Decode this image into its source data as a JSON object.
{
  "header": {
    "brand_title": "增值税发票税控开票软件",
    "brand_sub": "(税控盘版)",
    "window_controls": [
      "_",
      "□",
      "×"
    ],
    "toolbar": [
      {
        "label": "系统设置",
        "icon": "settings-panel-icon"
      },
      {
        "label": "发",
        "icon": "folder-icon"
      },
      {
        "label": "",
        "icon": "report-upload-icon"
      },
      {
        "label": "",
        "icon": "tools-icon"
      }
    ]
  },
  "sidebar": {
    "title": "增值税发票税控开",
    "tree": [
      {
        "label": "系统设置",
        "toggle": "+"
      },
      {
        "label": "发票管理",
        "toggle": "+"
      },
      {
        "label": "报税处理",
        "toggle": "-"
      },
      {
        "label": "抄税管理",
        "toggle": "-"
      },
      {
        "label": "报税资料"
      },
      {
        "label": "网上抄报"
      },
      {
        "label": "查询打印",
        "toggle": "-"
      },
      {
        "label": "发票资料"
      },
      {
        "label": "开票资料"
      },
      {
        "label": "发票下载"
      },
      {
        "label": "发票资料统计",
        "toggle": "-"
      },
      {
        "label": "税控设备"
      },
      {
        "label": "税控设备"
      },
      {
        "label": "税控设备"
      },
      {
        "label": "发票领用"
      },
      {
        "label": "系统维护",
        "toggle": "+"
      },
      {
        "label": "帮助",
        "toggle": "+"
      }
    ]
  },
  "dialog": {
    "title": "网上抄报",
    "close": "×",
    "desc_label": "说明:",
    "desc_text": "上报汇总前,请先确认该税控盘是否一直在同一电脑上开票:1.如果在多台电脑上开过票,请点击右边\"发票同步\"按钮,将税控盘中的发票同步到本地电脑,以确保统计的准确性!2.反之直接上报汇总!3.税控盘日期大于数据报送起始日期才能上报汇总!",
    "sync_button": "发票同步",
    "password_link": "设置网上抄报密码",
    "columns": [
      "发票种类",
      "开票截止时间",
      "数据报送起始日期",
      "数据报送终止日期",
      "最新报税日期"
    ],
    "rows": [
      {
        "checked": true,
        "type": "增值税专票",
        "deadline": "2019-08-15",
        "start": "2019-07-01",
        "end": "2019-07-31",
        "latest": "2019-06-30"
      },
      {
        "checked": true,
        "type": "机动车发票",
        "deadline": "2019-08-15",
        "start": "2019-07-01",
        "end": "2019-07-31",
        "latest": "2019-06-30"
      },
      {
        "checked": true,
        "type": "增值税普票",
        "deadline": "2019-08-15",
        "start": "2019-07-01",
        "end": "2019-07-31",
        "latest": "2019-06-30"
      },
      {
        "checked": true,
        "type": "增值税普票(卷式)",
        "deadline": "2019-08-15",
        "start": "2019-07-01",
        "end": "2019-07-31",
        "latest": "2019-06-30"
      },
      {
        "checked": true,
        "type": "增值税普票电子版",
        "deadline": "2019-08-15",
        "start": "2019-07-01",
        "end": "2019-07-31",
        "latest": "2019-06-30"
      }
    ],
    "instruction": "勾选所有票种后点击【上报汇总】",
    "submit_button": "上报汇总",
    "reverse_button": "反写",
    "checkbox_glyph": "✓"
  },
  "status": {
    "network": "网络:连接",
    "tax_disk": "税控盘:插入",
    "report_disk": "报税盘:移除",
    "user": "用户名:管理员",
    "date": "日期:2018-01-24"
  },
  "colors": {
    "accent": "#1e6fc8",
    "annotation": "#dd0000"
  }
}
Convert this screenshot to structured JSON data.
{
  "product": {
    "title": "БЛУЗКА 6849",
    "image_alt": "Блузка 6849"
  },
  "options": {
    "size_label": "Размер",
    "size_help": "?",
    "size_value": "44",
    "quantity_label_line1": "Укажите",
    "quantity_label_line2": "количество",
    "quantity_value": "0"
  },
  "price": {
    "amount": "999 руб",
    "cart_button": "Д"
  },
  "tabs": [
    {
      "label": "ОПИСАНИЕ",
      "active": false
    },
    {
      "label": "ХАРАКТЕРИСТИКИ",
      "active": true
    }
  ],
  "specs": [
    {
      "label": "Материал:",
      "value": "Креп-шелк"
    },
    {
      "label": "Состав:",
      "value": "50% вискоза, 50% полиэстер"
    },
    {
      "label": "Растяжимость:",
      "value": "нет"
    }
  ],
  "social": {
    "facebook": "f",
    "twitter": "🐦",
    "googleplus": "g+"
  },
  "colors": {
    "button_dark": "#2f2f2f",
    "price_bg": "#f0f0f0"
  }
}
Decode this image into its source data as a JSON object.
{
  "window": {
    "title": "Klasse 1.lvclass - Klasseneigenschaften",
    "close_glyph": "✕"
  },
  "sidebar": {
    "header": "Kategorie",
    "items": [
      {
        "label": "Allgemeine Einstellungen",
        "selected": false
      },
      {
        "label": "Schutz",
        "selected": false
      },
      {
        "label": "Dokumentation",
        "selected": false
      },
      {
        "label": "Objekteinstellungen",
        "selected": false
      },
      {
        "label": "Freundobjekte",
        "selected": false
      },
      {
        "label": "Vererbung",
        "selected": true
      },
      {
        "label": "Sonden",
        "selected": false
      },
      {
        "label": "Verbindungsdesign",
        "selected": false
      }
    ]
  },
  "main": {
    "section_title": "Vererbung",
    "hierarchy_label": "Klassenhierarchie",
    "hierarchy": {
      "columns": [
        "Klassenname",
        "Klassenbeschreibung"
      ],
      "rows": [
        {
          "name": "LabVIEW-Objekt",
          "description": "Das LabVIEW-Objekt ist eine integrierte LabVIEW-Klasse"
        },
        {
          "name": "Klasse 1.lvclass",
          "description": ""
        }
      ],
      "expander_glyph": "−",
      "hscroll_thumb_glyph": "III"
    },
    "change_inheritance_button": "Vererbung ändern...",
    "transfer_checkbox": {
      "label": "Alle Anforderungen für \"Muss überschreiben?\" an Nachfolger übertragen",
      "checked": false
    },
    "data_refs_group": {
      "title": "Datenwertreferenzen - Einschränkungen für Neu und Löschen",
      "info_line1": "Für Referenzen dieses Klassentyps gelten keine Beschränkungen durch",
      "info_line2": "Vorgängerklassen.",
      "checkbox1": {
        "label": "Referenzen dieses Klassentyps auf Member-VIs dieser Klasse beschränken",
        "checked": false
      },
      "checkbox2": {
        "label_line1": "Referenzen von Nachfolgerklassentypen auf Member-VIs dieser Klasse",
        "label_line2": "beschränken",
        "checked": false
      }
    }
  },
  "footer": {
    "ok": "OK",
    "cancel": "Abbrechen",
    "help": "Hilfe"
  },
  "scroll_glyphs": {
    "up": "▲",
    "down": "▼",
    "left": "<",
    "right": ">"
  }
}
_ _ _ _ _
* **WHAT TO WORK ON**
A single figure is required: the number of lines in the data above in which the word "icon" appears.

* **ANSWER TO THE EXERCISE**
4